Asynchronous programming is a form of parallel programming that enables you to execute tasks separate from the main application thread and then notifies the thread when its execution is over. Asynchrony helps you to execute tasks sans the need of holding up the execution flow or responsiveness of your application.
Microsoft has provided support for parallel programming in .Net Framework to leverage the benefits of multi core systems. You can leverage asynchrony to improve the performance and responsiveness of your application.
Essentially, there are two possible types of operations in an application. These include compute - bound and I/O bound operations. Compute - bound operations are those in which the computation can be performed on a separate thread so that the main thread can continue with its execution. On the contrary, I/O bound operations are those in which that are executed externally and hence they don't need to block the current thread while the I/O is in progress.
Synchronization context and execution context
Every thread has a context associated with it -- this is also known as the "current" context -- and these contexts can be shared across threads. The ExecutionContext contains relevant metadata of the current environment or context in which the program is in execution. The SynchronizationContext represents an abstraction -- it denotes the location where your application's code is executed.
A SynchronizationContext enables you to queue a task onto another context. Note that every thread can have its own SynchronizatonContext. The SynchronizationContext class has been added recently to the System.Threading namespace and facilitates communication between threads. You can read more about SynchronizationContext and ExecutionContext here.
A deep dive inside Async and Await
The three asynchronous programming patterns include the following:
- Asynchronous Programming Model (APM)
- Event-based Asynchronous Pattern (EAP)
- Task-based Asynchronous Pattern (TAP)
The latest, the recommended and also the most elegant of these all is the TAP.
Note that you can mark a method using the "async" keyword that returns void, Task, or Task<TResult>. Note that when an exception occurs inside an asynchronous method that has a return type of Task or Task<T>, the exception details are stored inside the Task instance.
On the contrary, when an exception occurs inside an asynchronous method that has a return type of void, the exception details are stored inside the SynchronizationContext that was active at the time when the asynchronous method was called. In essence, you cannot handle exceptions raised within an asynchronous method having a return type of void using exception handlers written inside the asynchronous method. Because of the different computing and error handling semantics, it is advisable to avoid asynchronous methods having void return types unless there is a sufficient reason to use them.

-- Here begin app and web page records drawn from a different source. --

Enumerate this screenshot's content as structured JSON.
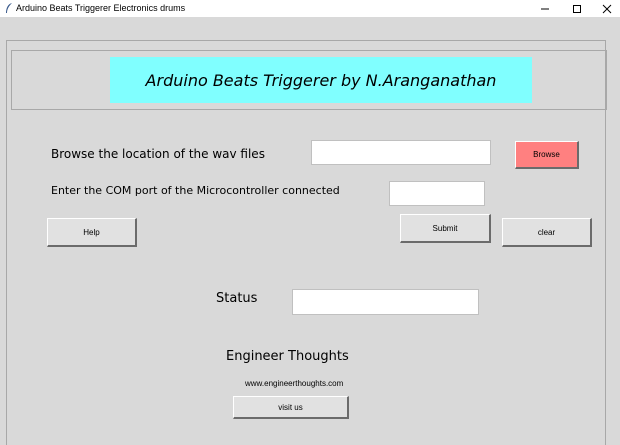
{
  "window": {
    "title": "Arduino Beats Triggerer Electronics drums",
    "icon": "feather-icon",
    "controls": [
      "minimize-icon",
      "maximize-icon",
      "close-icon"
    ]
  },
  "banner": {
    "text": "Arduino Beats Triggerer by N.Aranganathan",
    "background": "#80ffff"
  },
  "browse_row": {
    "label": "Browse the location of the wav files",
    "value": "",
    "button_label": "Browse",
    "button_color": "#ff8080"
  },
  "com_row": {
    "label": "Enter the COM port of the Microcontroller connected",
    "value": ""
  },
  "buttons": {
    "help": "Help",
    "submit": "Submit",
    "clear": "clear"
  },
  "status": {
    "label": "Status",
    "value": ""
  },
  "footer": {
    "heading": "Engineer Thoughts",
    "url": "www.engineerthoughts.com",
    "visit_label": "visit us"
  }
}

When you use the "await" keyword inside an asynchronous method, the method is split up inside a state machine. Note that the "await" keyword captures the current SynchronizationContext and as soon as the task that has been awaited using the "await" keyword is complete, the state machine is resumed and execution of the code in the caller method restarts -- this is also known as continuation. If execution of the code that has been awaited using the "await" keyword has been completed at the time when the suspension point is encountered, the asynchronous method (the method that has been marked as "async") executes synchronously. If the execution of the code that has been awaited isn't complete, a continuation delegate is attached to the code that has been awaited.
You can take advantage of asynchronous methods that return void to create asynchronous event handlers. The Main method cannot be marked with the "async" keyword as it is the application's entry point -- an "async" Main method would terminate the moment it is called. The "await" keyword informs the compiler that the method can have a suspension and resumption point. Incidentally, you can use the "await" keyword only on a method that has been marked as asynchronous using the "async" keyword.

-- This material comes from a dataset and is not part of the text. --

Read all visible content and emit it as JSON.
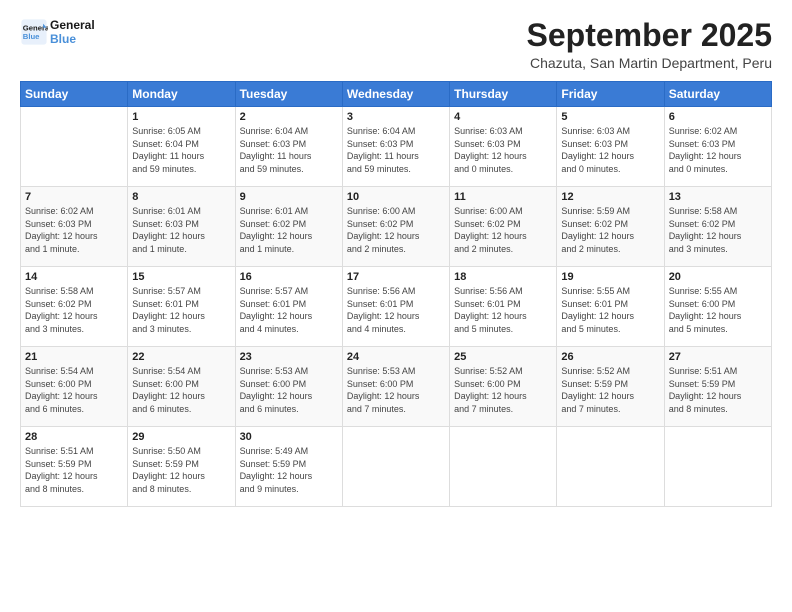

An async method when called, runs synchronously on the current thread irrespective of the return type of the method. When you mark a method as asynchronous using the "async" keyword, you just inform the compiler that the method can be split into multiple tasks -- some of these tasks may execute asynchronously. Also, the inclusion of the “async” keyword in a method doesn’t queue the method invocation as a part of the thread pool. The asynchrony (i.e., whether a method would have asynchronous behavior) actually depends on the suspension point you have mentioned in your method using the "await" keyword. If you don't include the "await" keyword inside an asynchronous method, the entire method would execute synchronously.
This article is published as part of the IDG Contributor Network. Want to Join?